The metal fuel line exists the frame rail through rubber grommets and has a flare connection to the final fuel line segment feeding the fuel pump.  The factory line feeding the fuel pump was rubber at the flare connection just inside the frame rail, then transitioned with a crimp onto a steel line that fed directly into the fuel pump.  I don't have a photo to verify, but believe the steel portion of the fuel line inside the engine compartment was clipped to the engine.

 

image.png.69a672dabf4adf5c1e3d362076a0ec96.png

 

 

  • Like 1

Share this post


Link to post
Share on other sites
20 hours ago, kgreen said:

 

The fuel line runs outside of the right frame rail and is clipped.  This is the donor chassis and the clips had all rusted away, and on this chassis, the fuel line was cut at the rear when the gas tank was removed.

image.png.1bb52e7e4b2890b35f6c2c67877f3a31.png

 

The fuel line goes through the frame rail at a point near the rear attachment of the battery tray.  Not grommet, there are two of them; one inside and one on the outside of the frame rail.

 

image.png.59110f0ab9f34f0aceabe948ca62977f.png

 

The metal fuel line exists the frame rail through rubber grommets and has a flare connection to the final fuel line segment feeding the fuel pump.  The factory line feeding the fuel pump was rubber at the flare connection just inside the frame rail, then transitioned with a crimp onto a steel line that fed directly into the fuel pump.  I don't have a photo to verify, but believe the steel portion of the fuel line inside the engine compartment was clipped to the engine.

 

image.png.69a672dabf4adf5c1e3d362076a0ec96.png

 

thanks for showing. the steel line from rubber hose to fuel pump looks really being out of shape. it should look like this:

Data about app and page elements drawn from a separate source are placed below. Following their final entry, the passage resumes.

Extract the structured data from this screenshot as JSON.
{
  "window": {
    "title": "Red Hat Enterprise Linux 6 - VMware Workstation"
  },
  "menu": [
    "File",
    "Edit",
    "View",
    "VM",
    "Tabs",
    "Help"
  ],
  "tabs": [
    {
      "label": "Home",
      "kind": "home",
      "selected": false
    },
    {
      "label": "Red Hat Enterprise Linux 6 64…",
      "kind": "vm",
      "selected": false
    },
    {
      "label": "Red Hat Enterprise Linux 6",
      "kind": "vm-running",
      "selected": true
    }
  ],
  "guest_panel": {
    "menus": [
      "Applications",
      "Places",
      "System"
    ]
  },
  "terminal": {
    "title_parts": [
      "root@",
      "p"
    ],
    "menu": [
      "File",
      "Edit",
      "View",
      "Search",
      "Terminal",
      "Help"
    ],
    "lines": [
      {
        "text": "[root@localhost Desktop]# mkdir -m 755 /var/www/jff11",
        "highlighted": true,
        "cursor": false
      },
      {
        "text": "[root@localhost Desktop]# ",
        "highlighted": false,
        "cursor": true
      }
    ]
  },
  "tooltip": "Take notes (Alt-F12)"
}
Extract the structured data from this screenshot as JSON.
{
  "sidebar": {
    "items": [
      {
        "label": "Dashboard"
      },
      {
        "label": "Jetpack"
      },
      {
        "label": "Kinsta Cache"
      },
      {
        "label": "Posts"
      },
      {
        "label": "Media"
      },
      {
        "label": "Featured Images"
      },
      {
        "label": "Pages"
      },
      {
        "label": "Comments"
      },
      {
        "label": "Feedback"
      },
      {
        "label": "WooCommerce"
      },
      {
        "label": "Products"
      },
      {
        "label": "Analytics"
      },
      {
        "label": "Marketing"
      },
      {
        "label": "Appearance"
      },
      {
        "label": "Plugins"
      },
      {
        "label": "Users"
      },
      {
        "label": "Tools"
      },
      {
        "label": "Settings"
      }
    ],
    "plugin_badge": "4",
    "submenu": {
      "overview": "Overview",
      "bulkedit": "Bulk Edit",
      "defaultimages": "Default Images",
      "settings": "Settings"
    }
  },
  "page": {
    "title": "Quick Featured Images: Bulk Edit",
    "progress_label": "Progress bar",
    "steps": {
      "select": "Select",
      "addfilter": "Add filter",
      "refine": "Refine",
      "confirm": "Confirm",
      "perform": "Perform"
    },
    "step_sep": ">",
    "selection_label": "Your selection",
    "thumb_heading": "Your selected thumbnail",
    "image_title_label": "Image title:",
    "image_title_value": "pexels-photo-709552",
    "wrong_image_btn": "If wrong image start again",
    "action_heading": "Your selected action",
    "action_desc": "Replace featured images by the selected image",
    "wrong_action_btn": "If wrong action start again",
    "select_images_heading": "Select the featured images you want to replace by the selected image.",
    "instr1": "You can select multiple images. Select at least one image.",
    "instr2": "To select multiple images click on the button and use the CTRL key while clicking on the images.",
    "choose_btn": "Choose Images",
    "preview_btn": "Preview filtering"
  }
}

20190108_213817.thumb.jpg.a71d7541b1ad1eb119514c367cf965da.jpg

circled in red is where the clip to the oil pan studs are. I made up a clip myself

In the manual I read the 40,50,60 and 70s series the pipe was clipped to the underside of body. shouldn't be too hard to replicate as most of the pipe is a straight line. 

I bought a reproduction rubber section from CARS:

20190108_213049.thumb.jpg.3a9fe4d05074536c92e7c981ce5c26bf.jpg

Instead of being crimped to pipe is has a flare connection. The original was also covered with canvas which I think i can see a tiny bit left on yours. The purpose of the rubber hose was for sound insulation. So the union connection must meet inside the frame where it goes through the gromments

Share this post


Link to post
Share on other sites

Create an account or sign in to comment

You need to be a member in order to leave a comment

Create an account

Sign up for a new account in our community. It's easy!

Register a new account

Sign in

Already have an account? Sign in here.

Sign In Now